=== Directions ===
Set down all of the records below exactly, please, omitting the images.

(Records from a collection)
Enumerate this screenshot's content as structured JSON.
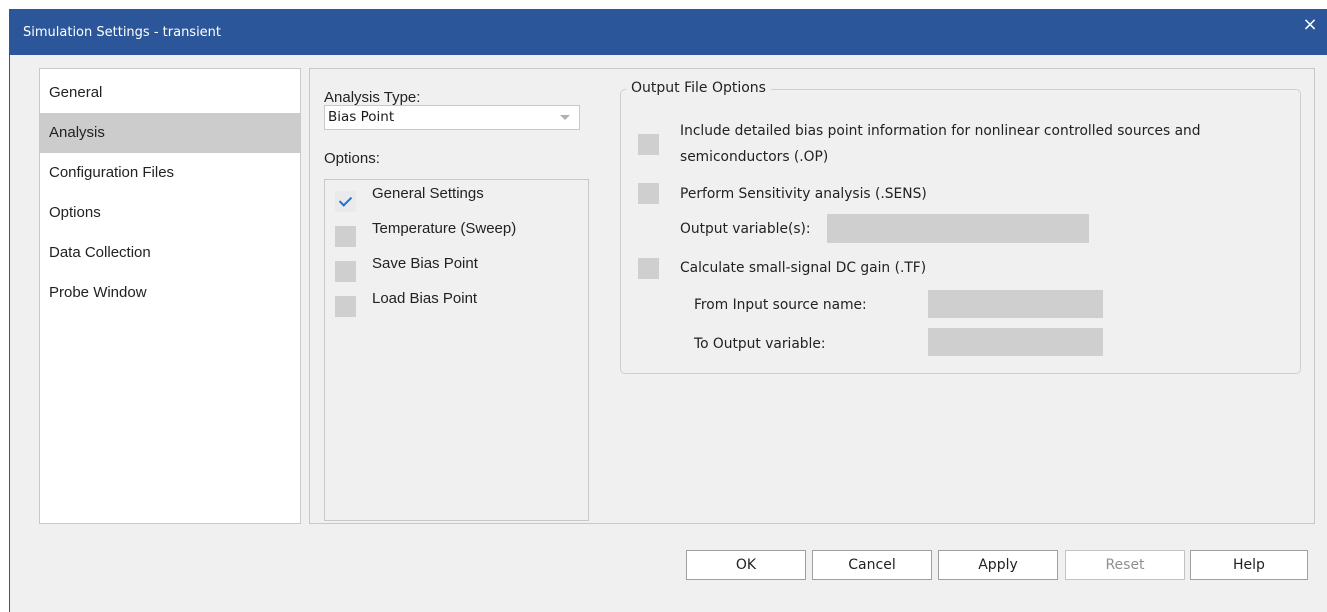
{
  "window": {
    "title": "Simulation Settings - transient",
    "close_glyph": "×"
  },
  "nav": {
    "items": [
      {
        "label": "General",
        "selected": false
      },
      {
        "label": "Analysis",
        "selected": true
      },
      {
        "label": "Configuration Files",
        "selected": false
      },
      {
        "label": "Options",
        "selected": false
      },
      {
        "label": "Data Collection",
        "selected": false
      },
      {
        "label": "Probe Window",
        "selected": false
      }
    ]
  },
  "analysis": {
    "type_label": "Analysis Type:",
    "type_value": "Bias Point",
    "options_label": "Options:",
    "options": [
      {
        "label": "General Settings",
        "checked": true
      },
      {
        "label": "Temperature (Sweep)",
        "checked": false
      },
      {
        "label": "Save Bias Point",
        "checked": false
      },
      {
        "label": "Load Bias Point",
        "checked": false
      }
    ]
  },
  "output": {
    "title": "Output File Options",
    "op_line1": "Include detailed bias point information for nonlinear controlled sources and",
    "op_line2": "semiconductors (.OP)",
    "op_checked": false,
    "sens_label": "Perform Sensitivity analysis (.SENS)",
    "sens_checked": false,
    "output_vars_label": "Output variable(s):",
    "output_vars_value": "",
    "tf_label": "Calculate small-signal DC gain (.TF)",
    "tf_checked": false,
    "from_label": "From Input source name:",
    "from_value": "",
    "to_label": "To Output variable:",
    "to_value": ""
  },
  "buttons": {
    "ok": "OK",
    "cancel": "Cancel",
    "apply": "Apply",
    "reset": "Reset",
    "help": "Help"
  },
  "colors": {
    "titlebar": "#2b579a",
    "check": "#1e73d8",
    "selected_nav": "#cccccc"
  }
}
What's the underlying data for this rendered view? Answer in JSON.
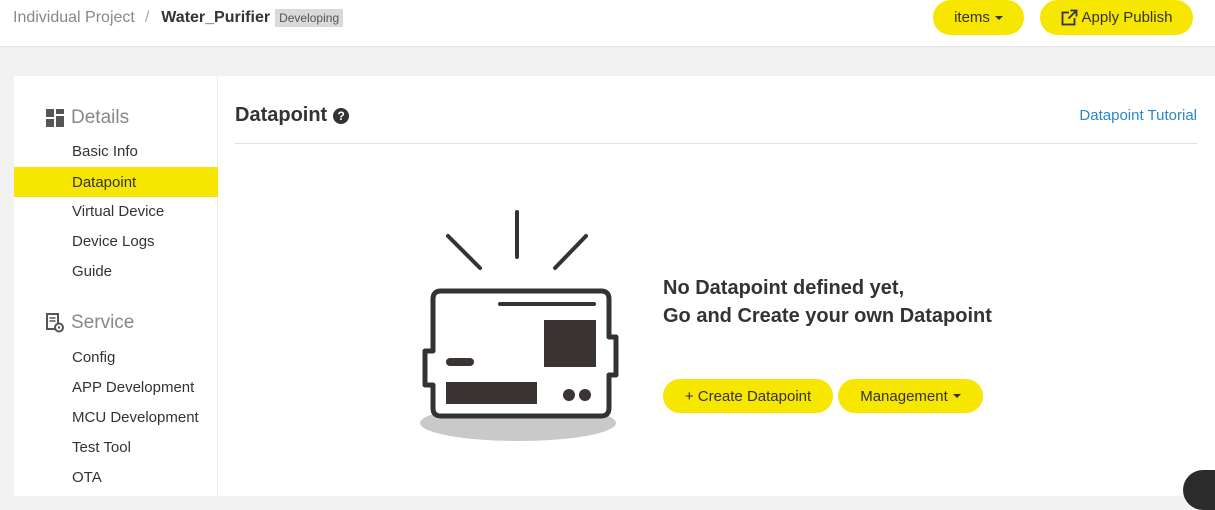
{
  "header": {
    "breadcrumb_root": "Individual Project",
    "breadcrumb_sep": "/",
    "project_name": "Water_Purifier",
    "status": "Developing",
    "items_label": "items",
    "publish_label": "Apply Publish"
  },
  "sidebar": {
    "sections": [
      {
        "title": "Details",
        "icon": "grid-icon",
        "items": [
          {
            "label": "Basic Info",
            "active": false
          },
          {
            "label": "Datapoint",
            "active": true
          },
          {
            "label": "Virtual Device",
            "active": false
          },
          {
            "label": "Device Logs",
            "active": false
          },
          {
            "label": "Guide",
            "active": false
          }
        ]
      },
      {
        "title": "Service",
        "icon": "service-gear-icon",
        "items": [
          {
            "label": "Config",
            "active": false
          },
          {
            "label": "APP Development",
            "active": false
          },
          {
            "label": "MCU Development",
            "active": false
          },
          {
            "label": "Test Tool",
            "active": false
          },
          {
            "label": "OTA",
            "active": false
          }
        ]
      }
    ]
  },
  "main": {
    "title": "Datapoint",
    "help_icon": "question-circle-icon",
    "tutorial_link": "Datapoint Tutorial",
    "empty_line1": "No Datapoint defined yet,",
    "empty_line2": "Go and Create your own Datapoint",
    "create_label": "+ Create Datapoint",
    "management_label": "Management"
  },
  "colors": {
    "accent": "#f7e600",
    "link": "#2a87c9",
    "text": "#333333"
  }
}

=== Expected answer ===
Enumerate this screenshot's content as structured JSON.
{
  "window": {
    "title": "Simulation Settings - transient",
    "close_glyph": "×"
  },
  "nav": {
    "items": [
      {
        "label": "General",
        "selected": false
      },
      {
        "label": "Analysis",
        "selected": true
      },
      {
        "label": "Configuration Files",
        "selected": false
      },
      {
        "label": "Options",
        "selected": false
      },
      {
        "label": "Data Collection",
        "selected": false
      },
      {
        "label": "Probe Window",
        "selected": false
      }
    ]
  },
  "analysis": {
    "type_label": "Analysis Type:",
    "type_value": "Bias Point",
    "options_label": "Options:",
    "options": [
      {
        "label": "General Settings",
        "checked": true
      },
      {
        "label": "Temperature (Sweep)",
        "checked": false
      },
      {
        "label": "Save Bias Point",
        "checked": false
      },
      {
        "label": "Load Bias Point",
        "checked": false
      }
    ]
  },
  "output": {
    "title": "Output File Options",
    "op_line1": "Include detailed bias point information for nonlinear controlled sources and",
    "op_line2": "semiconductors (.OP)",
    "op_checked": false,
    "sens_label": "Perform Sensitivity analysis (.SENS)",
    "sens_checked": false,
    "output_vars_label": "Output variable(s):",
    "output_vars_value": "",
    "tf_label": "Calculate small-signal DC gain (.TF)",
    "tf_checked": false,
    "from_label": "From Input source name:",
    "from_value": "",
    "to_label": "To Output variable:",
    "to_value": ""
  },
  "buttons": {
    "ok": "OK",
    "cancel": "Cancel",
    "apply": "Apply",
    "reset": "Reset",
    "help": "Help"
  },
  "colors": {
    "titlebar": "#2b579a",
    "check": "#1e73d8",
    "selected_nav": "#cccccc"
  }
}
What's the underlying data for this rendered view? Answer in JSON.
{
  "header": {
    "breadcrumb_root": "Individual Project",
    "breadcrumb_sep": "/",
    "project_name": "Water_Purifier",
    "status": "Developing",
    "items_label": "items",
    "publish_label": "Apply Publish"
  },
  "sidebar": {
    "sections": [
      {
        "title": "Details",
        "icon": "grid-icon",
        "items": [
          {
            "label": "Basic Info",
            "active": false
          },
          {
            "label": "Datapoint",
            "active": true
          },
          {
            "label": "Virtual Device",
            "active": false
          },
          {
            "label": "Device Logs",
            "active": false
          },
          {
            "label": "Guide",
            "active": false
          }
        ]
      },
      {
        "title": "Service",
        "icon": "service-gear-icon",
        "items": [
          {
            "label": "Config",
            "active": false
          },
          {
            "label": "APP Development",
            "active": false
          },
          {
            "label": "MCU Development",
            "active": false
          },
          {
            "label": "Test Tool",
            "active": false
          },
          {
            "label": "OTA",
            "active": false
          }
        ]
      }
    ]
  },
  "main": {
    "title": "Datapoint",
    "help_icon": "question-circle-icon",
    "tutorial_link": "Datapoint Tutorial",
    "empty_line1": "No Datapoint defined yet,",
    "empty_line2": "Go and Create your own Datapoint",
    "create_label": "+ Create Datapoint",
    "management_label": "Management"
  },
  "colors": {
    "accent": "#f7e600",
    "link": "#2a87c9",
    "text": "#333333"
  }
}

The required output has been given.